::: DATASET EXTRACT :::

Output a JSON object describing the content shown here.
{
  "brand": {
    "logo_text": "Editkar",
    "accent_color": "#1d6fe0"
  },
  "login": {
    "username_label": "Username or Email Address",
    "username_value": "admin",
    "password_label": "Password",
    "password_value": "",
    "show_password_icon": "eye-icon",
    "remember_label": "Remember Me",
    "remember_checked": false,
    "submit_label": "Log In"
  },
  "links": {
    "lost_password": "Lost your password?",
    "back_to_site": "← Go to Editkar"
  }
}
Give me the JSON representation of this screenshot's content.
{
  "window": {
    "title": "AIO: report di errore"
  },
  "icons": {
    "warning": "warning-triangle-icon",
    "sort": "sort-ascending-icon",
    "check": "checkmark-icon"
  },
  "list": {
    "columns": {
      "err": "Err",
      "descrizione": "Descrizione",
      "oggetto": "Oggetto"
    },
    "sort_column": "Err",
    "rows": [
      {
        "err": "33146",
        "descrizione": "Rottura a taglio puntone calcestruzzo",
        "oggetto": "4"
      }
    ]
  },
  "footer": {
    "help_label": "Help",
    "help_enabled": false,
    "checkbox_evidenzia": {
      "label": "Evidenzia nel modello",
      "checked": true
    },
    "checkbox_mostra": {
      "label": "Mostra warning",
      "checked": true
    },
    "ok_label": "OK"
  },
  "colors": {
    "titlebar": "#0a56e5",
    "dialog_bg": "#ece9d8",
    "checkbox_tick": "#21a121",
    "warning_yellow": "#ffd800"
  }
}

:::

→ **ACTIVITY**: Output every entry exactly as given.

→ **SOLUTION FOR THIS EXERCISE**:
Output a JSON object describing the content shown here.
{
  "brand": {
    "logo_text": "Editkar",
    "accent_color": "#1d6fe0"
  },
  "login": {
    "username_label": "Username or Email Address",
    "username_value": "admin",
    "password_label": "Password",
    "password_value": "",
    "show_password_icon": "eye-icon",
    "remember_label": "Remember Me",
    "remember_checked": false,
    "submit_label": "Log In"
  },
  "links": {
    "lost_password": "Lost your password?",
    "back_to_site": "← Go to Editkar"
  }
}
Give me the JSON representation of this screenshot's content.
{
  "window": {
    "title": "AIO: report di errore"
  },
  "icons": {
    "warning": "warning-triangle-icon",
    "sort": "sort-ascending-icon",
    "check": "checkmark-icon"
  },
  "list": {
    "columns": {
      "err": "Err",
      "descrizione": "Descrizione",
      "oggetto": "Oggetto"
    },
    "sort_column": "Err",
    "rows": [
      {
        "err": "33146",
        "descrizione": "Rottura a taglio puntone calcestruzzo",
        "oggetto": "4"
      }
    ]
  },
  "footer": {
    "help_label": "Help",
    "help_enabled": false,
    "checkbox_evidenzia": {
      "label": "Evidenzia nel modello",
      "checked": true
    },
    "checkbox_mostra": {
      "label": "Mostra warning",
      "checked": true
    },
    "ok_label": "OK"
  },
  "colors": {
    "titlebar": "#0a56e5",
    "dialog_bg": "#ece9d8",
    "checkbox_tick": "#21a121",
    "warning_yellow": "#ffd800"
  }
}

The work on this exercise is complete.